3 1/2 stars = Very good
If you had but one day to live, would you check off everything on your bucket list that you could or would you fight to give yourself another day?
The latter makes up the paper-thin story of "Pikmin 3" (Wii U; Nintendo; E, for Everyone), but gamers should hardly care. That's because this lovable franchise has at last returned to give us the joy of sacrificing these little creatures by the hundreds in order to survive.
For the uninitiated, pikmin are creatures with special abilities. Those that are red in color are heavy lifters, those that are blue tackle water well, the yellow handle electricity and so on. Charlie and his shipmates only have a short time to live if they don't collect adequate amounts of fruits and vegetables. And wouldn't you know it? These pikmin love nothing more than scarfing the stuff down.
Armed with a trusty whistle, you move Charlie and company across several sprawling landscapes, encountering beasts and food. You can only usher up to 100 pikmin at a time, so a vast amount of your focus is on strategizing how many of which kind of pikmin to collect and have follow you around.
You will encounter more throughout each level so you can replenish your force, but be aware, for example, that running out of blue pikmin not long before you reach an uncrossable creek is, shall we say, a problem.
Maintaining an ice-cold relationship with your pikmin remains crucial as well, because, as stated previously, you run through these cute little characters at an alarming rate. Some beasts that are encountered require one to experiment with the right combination of pikmin to defeat them, and, depending on how many enemies ambush you, it could be a loss of great proportions. And while I call these bugs and robots "enemies," they hardly seem that. Rather, they are just minding their own business trying to survive, just as you are, and when you cross their path, you have no choice but to do battle.
Equally dispiriting will be the reluctance of pikmin to properly follow you around the map, which means that a few stragglers will perish and you'll occasionally curse the camera for making the viewing angle difficult to make forward progress.

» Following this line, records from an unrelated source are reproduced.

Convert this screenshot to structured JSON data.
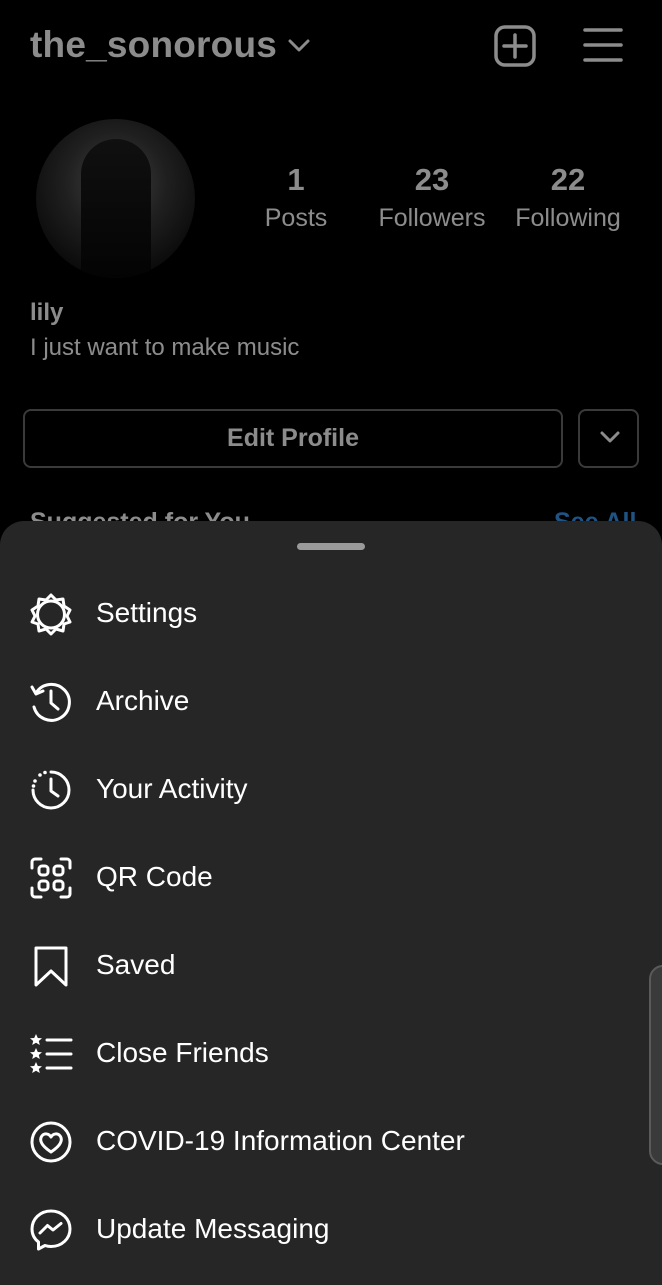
{
  "profile": {
    "username": "the_sonorous",
    "name": "lily",
    "bio": "I just want to make music",
    "stats": {
      "posts": {
        "value": "1",
        "label": "Posts"
      },
      "followers": {
        "value": "23",
        "label": "Followers"
      },
      "following": {
        "value": "22",
        "label": "Following"
      }
    },
    "edit_label": "Edit Profile",
    "suggested_label": "Suggested for You",
    "see_all_label": "See All"
  },
  "menu": {
    "items": [
      {
        "label": "Settings",
        "icon": "settings-icon"
      },
      {
        "label": "Archive",
        "icon": "archive-icon"
      },
      {
        "label": "Your Activity",
        "icon": "activity-icon"
      },
      {
        "label": "QR Code",
        "icon": "qr-code-icon"
      },
      {
        "label": "Saved",
        "icon": "bookmark-icon"
      },
      {
        "label": "Close Friends",
        "icon": "close-friends-icon"
      },
      {
        "label": "COVID-19 Information Center",
        "icon": "covid-heart-icon"
      },
      {
        "label": "Update Messaging",
        "icon": "messenger-icon"
      }
    ]
  },
  "colors": {
    "background": "#000000",
    "sheet": "#262626",
    "link": "#3897f0"
  }
}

The game gives you two ways to control Charlie and his buddies. The GamePad provides a great map to help keep you moving in the right direction while the Wii Remote has more accuracy in making on-the-fly direction changes and instructions for pikmin. Neither one is 100 percent, however, and you wish there were a better balance or a way to use both.
"Pikmin 3" offers beautifully rendered environments, engaging audio and expands upon what made the first two editions so popular. It is one of the best Wii U releases of the last few months.
3 stars = Good
With the recent releases of "Far Cry 3: Blood Dragon" and "Hotline Miami," those of us who grew up in the 1980s are reveling in two blood-soaked trips back in time.
"Blood Dragon" revels more in lasers, aliens and off-color jokes. "Hotline Miami" (PlayStation 3, Vita, PC; Abstraction Games; M for Mature) struts around in the garish violence that made '80s action movies with Sylvester Stallone and Arnold Schwarzenegger so bloody delightful.
In "Hotline Miami" you won't find deep, meditative thought on violence in media and its effect on society. Instead, the release will likely spark more hysteria about senseless violence in gaming affecting our youth. But that misses the point. Rather than glorifying violence, this game celebrates the excess of that decade -- loud clothing, heavy synthesizer music, and movies bingeing on drug references and ridiculous shootouts. If you knew the '80s, you'll get the joke and laugh along.
Each level opens with a phone message telling you what building to storm, and off you go with rifles, pistols and shotguns at the ready. The visuals and audio strike you first, a pixelated top-down view of rooms and buildings, along with some fantastic music that feels pulled from any number of bad network TV shows or movies from the era. This viewpoint never changes as you guide the main character (forever nameless) into these dens of inequity where bad men do bad things and must be killed with ruthless abandon.
You are aided in this Mardi Gras of murder by creepy animal masks that give you various enhanced abilities (one gives you better sight; another strong melee skills). You'll need these and copious checkpoints because you're going to die. A lot. One shot is all it takes for you to die, and you might replay levels more than dozen times before conquering them. The enemy artificial intelligence mostly plays dumb (again, see any 1980s action movie), and the boss battles can frustrate you, but really it just takes trial and error to move on.
In many ways, "Hotline Miami" plays out like the last 20 minutes of "Scarface," only drawn out over about three hours of gaming full of nonstop shooting and bloodshed. This kind of game may not suit everyone, but if you can appreciate the pixelated nostalgia and absurd gore, than slip on a mask and dive right in.